In the absence of Giro d'Italia winner Froome and his Sky team-mate, Tour de France champion Thomas, Yates should be the man to beat next Sunday after displaying brilliant climbing skills and cut-throat racing savvy when winning the Tour of Spain this month to complete a British sweep of the Grand Tours this year.
Just two Britons have won a world title - Tom Simpson was Britain's first road race champion in 1965 with Mark Cavendish clinching the crown in 2011 in Copenhagen.
British team performance director Stephen Park explained Froome and Thomas were too tired to make a real challenge on the steep roads.
"Given the challenging nature of the course, we want every rider selected to be able to give their 100 percent to the team, and on the back of what has been an incredible season for both G (Thomas) and Froomey, it's understandable they are unable to commit to this."
The men's event ends with a short but sharp 3.2km climb with an average gradient of 11.5 percent and a maximum gradient of 28 percent. From the top of the climb the riders speed down a fast and technical descent to the finish line in the centre of the city.

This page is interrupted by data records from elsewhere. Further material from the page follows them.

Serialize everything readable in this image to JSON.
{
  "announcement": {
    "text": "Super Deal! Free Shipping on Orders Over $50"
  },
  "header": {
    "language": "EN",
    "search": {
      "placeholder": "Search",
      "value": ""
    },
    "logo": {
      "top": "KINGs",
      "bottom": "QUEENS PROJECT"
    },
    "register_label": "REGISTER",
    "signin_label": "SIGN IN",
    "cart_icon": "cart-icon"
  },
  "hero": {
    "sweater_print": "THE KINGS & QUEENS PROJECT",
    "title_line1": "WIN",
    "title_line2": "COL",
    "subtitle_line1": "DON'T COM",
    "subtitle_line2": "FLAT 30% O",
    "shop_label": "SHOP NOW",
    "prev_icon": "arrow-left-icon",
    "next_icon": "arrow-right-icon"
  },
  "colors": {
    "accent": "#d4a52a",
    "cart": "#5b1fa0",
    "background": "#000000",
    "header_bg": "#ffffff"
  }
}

Spanish veteran Alejandro Valverde and rising French star Julien Alaphilippe should provide the major threat in a season where differences in levels and form between riders have been minimal.
Irishman Dan Martin, Italians Vincenzo Nibali and Fabio Aru and the French climbers Romain Bardet and Thibaut Pinot are all serious contenders on the pristine Tyrolian routes.
"I'm feeling fresh and energized," AG2R team captain Bardet, who has twice been on the Tour de France podium, said this week.
"The timing feels right, Julian Alaphilippe is maybe the top rider, but anything can happen at the World Championships, we'll see on the day," said Bardet, who also said he felt the final climb was perfect for Yates and his twin brother Adam.
Dutchman Tom Dumoulin beat Primo Roglic and Froome in the time-trial at Bergen last season and will again be favourite in the individual event and with Sunweb in the team event.
Sunweb will also defend the women's team time-trial title that gets the championships rolling on Sunday with a fearsome line-up which includes European champion Ellen Van Dijk, Canada's time-trial champion Leah Kirchman and the American road champion Coryn Rivera.
But 2018 also marks the end of the so-called 'trade teams' in the world championships time-trial where commercial outfits such as Bardet's AG2R, the Swiss team BMC or Spain's Movistar for example field their star-studded line-ups.
BMC field a powerful line-up with Rohan Dennis, Stefan Kung, Greg Van Avermaet, and Tejay van Garderen after ending runners-up the last two years they have vowed to bow out with a win in remembrance of their recently deceased owner Andy Rihs.
"The difficult part is how to pace into the climb and still do a good climb to have enough riders together for the final kilometres," BMC said on its website.